::: Material provided
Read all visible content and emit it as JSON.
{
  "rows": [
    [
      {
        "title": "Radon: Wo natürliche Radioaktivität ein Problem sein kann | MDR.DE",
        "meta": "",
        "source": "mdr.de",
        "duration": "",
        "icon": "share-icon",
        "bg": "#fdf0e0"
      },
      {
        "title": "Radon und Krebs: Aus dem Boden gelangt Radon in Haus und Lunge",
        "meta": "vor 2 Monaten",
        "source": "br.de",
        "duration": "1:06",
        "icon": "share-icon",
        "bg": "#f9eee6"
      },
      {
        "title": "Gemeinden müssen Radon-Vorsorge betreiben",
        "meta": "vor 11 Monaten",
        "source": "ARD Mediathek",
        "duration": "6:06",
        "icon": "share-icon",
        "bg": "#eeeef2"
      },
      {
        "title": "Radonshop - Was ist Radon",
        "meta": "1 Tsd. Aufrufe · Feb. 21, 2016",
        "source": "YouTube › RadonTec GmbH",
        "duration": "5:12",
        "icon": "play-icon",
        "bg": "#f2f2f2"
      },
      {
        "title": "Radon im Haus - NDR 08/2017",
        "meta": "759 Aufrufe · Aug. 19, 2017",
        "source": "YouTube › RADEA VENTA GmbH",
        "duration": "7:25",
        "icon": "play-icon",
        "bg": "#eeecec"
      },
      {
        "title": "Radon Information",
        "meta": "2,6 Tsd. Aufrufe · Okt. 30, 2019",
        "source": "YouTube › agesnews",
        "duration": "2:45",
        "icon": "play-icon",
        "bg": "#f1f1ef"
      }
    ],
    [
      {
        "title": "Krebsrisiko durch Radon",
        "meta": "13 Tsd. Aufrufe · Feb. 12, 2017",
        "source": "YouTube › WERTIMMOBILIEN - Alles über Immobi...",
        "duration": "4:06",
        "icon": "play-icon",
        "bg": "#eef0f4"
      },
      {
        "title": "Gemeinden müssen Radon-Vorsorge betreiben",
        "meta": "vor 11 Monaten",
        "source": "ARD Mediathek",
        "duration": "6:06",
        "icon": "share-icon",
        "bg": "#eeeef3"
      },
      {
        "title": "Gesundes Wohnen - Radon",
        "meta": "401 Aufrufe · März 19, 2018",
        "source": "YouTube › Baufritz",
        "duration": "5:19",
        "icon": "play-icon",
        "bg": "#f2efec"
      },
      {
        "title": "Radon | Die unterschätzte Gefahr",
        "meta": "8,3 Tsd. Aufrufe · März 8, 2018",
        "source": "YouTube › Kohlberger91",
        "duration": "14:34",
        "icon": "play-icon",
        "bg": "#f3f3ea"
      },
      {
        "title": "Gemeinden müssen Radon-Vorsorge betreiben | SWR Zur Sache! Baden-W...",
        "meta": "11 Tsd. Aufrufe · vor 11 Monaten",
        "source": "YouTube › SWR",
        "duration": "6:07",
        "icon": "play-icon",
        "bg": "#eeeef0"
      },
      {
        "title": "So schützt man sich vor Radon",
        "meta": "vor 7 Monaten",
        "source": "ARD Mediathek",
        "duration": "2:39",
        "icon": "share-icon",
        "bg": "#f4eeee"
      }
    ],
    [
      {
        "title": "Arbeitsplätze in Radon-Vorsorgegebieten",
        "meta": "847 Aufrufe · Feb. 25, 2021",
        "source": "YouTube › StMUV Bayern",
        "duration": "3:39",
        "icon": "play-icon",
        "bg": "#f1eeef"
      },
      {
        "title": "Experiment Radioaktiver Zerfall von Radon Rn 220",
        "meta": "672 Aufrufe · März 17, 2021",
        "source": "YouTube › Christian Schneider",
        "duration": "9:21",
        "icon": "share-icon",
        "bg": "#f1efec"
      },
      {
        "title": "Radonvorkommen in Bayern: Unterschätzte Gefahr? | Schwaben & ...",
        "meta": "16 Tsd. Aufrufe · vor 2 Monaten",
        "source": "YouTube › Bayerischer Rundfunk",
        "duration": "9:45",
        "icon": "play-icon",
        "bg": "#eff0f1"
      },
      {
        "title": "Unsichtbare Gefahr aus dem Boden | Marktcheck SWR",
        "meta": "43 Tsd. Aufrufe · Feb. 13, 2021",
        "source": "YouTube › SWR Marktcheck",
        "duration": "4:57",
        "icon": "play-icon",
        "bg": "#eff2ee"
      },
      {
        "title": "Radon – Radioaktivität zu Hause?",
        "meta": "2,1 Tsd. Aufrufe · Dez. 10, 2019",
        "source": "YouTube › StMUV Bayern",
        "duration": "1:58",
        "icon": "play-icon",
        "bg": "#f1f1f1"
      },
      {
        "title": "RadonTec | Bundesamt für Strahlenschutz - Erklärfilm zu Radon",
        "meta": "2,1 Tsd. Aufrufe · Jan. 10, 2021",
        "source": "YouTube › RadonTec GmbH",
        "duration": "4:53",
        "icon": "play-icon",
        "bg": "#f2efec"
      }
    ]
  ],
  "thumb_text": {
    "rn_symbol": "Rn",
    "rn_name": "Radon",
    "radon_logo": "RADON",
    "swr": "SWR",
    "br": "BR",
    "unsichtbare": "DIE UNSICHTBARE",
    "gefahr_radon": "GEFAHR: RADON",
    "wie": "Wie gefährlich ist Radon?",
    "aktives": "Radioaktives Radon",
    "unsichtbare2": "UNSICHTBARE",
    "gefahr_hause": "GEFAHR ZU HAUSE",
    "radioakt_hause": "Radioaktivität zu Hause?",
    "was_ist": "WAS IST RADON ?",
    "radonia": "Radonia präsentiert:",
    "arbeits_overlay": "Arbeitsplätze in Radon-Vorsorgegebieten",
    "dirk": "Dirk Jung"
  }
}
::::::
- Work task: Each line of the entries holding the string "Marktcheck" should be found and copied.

- Task result:
        "title": "Unsichtbare Gefahr aus dem Boden | Marktcheck SWR",
        "source": "YouTube › SWR Marktcheck",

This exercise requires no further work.